While head of McDonald’s restaurants in France, Mr. Hennequin experienced opposition to American corporations firsthand in 1999 when Jose Bové, the firebrand leader of a French farmers union, organized a bulldozing of a McDonald’s restaurant to protest the spread of American “hegemony.”
Mr. Hennequin reacted with a large advertising campaign promoting the American chain’s use of local produce and its creation of local jobs. McDonald’s not only organized open-door days for customers to come see its kitchens, but also invited customers to make a trip to its suppliers.
While palates differ from country to country, design is more universal, Mr. Hennequin said. He admires strong brands that reinvent themselves to become more fashionable and appealing, as the trendy car line Mini Cooper did. In France, he hired the same advertising agency as Apple Computer, another brand Mr. Hennequin said he admired for its adaptability.
“We would like to stay true to our roots while moving forward,” Mr. Hennequin said.

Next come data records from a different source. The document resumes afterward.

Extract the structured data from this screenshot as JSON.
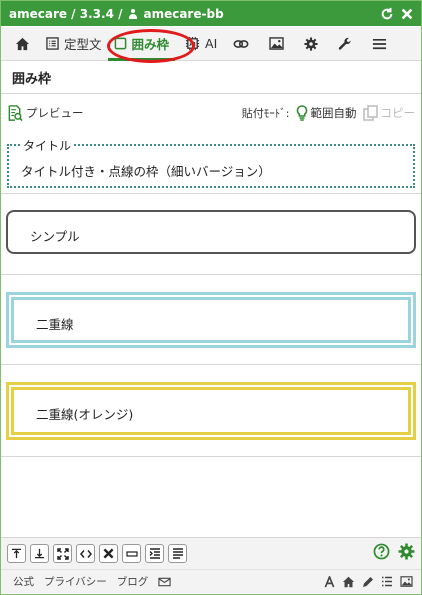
{
  "titlebar": {
    "title": "amecare / 3.3.4 /",
    "user": "amecare-bb",
    "icons": [
      "refresh-icon",
      "close-icon"
    ]
  },
  "tabs": [
    {
      "id": "home",
      "label": "",
      "icon": "home-icon"
    },
    {
      "id": "teikei",
      "label": "定型文",
      "icon": "list-icon"
    },
    {
      "id": "kakomi",
      "label": "囲み枠",
      "icon": "square-icon",
      "active": true
    },
    {
      "id": "ai",
      "label": "AI",
      "icon": "ai-chip-icon"
    },
    {
      "id": "link",
      "label": "",
      "icon": "link-icon"
    },
    {
      "id": "image",
      "label": "",
      "icon": "image-icon"
    },
    {
      "id": "settings",
      "label": "",
      "icon": "gear-icon"
    },
    {
      "id": "tools",
      "label": "",
      "icon": "wrench-icon"
    },
    {
      "id": "menu",
      "label": "",
      "icon": "hamburger-icon"
    }
  ],
  "section": {
    "title": "囲み枠"
  },
  "toolbar": {
    "preview": "プレビュー",
    "paste_mode": "貼付ﾓｰﾄﾞ:",
    "range_auto": "範囲自動",
    "copy": "コピー"
  },
  "samples": {
    "dotted": {
      "legend": "タイトル",
      "body": "タイトル付き・点線の枠（細いバージョン）"
    },
    "simple": {
      "label": "シンプル"
    },
    "double": {
      "label": "二重線"
    },
    "double_orange": {
      "label": "二重線(オレンジ)"
    }
  },
  "bottom_icons": [
    "align-top-icon",
    "align-bottom-icon",
    "expand-icon",
    "code-icon",
    "delete-icon",
    "hr-icon",
    "indent-icon",
    "justify-icon"
  ],
  "footer": {
    "links": [
      "公式",
      "プライバシー",
      "ブログ"
    ],
    "icons": [
      "mail-icon",
      "font-icon",
      "home-icon",
      "pen-icon",
      "list-icon",
      "image-icon"
    ]
  },
  "colors": {
    "brand_green": "#3c9a3c",
    "annotation_red": "#e01b1b",
    "dotted_teal": "#3a8a8a",
    "double_blue": "#9ad4de",
    "double_orange": "#e5d045"
  }
}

This means that McDonald’s kept its trademark golden arches logo in Europe but got rid of the red accompanying it. Instead, restaurants feature a warm burgundy color. The pointy roofs are being phased out and replaced by simple olive green facades, and the bright neon lights in the restaurants were dimmed.
French fries and cheeseburgers remain the best sellers on the menu.
Remodeling is also catching on in the United States, where McDonald’s has renovated about 6,000 of its 13,800 restaurants in the last two years, though less extensively than in Europe. Some analysts say the new design works better in Europe than in the United States, where most McDonald’s customers prefer to eat in their cars or take their food home.
“And they won’t change their habits,” Mr. Kolpak said.